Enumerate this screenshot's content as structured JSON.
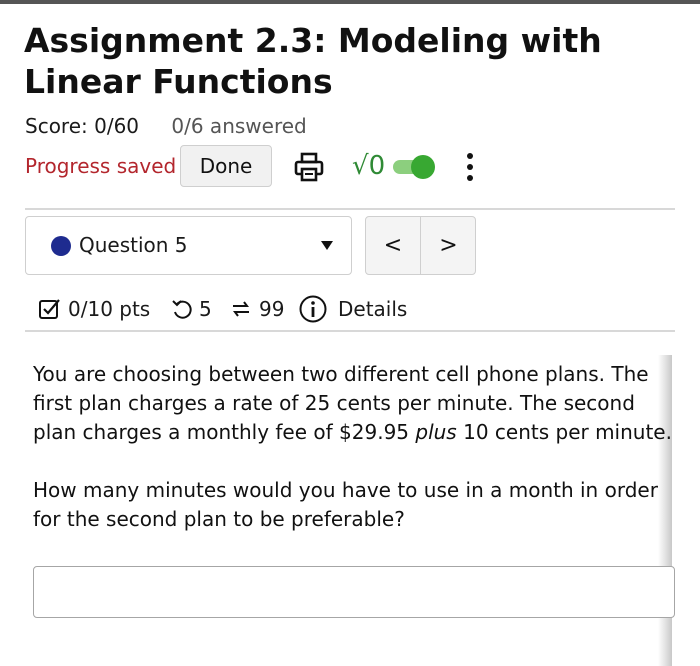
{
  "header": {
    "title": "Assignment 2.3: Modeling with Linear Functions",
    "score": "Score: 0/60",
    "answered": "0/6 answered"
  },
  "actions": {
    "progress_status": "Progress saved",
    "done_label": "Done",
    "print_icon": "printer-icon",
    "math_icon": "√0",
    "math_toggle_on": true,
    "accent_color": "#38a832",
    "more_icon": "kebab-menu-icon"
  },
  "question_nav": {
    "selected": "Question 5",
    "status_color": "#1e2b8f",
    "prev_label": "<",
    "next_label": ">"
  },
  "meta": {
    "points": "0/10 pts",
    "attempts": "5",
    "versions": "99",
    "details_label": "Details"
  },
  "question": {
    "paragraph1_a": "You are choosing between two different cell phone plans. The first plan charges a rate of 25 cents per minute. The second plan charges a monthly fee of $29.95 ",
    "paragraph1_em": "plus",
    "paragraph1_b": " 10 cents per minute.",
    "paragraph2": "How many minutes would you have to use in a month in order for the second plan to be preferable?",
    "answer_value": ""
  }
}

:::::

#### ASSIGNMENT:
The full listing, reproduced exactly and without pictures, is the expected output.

#### TASK RESPONSE:
Enumerate this screenshot's content as structured JSON.
{
  "header": {
    "title": "Assignment 2.3: Modeling with Linear Functions",
    "score": "Score: 0/60",
    "answered": "0/6 answered"
  },
  "actions": {
    "progress_status": "Progress saved",
    "done_label": "Done",
    "print_icon": "printer-icon",
    "math_icon": "√0",
    "math_toggle_on": true,
    "accent_color": "#38a832",
    "more_icon": "kebab-menu-icon"
  },
  "question_nav": {
    "selected": "Question 5",
    "status_color": "#1e2b8f",
    "prev_label": "<",
    "next_label": ">"
  },
  "meta": {
    "points": "0/10 pts",
    "attempts": "5",
    "versions": "99",
    "details_label": "Details"
  },
  "question": {
    "paragraph1_a": "You are choosing between two different cell phone plans. The first plan charges a rate of 25 cents per minute. The second plan charges a monthly fee of $29.95 ",
    "paragraph1_em": "plus",
    "paragraph1_b": " 10 cents per minute.",
    "paragraph2": "How many minutes would you have to use in a month in order for the second plan to be preferable?",
    "answer_value": ""
  }
}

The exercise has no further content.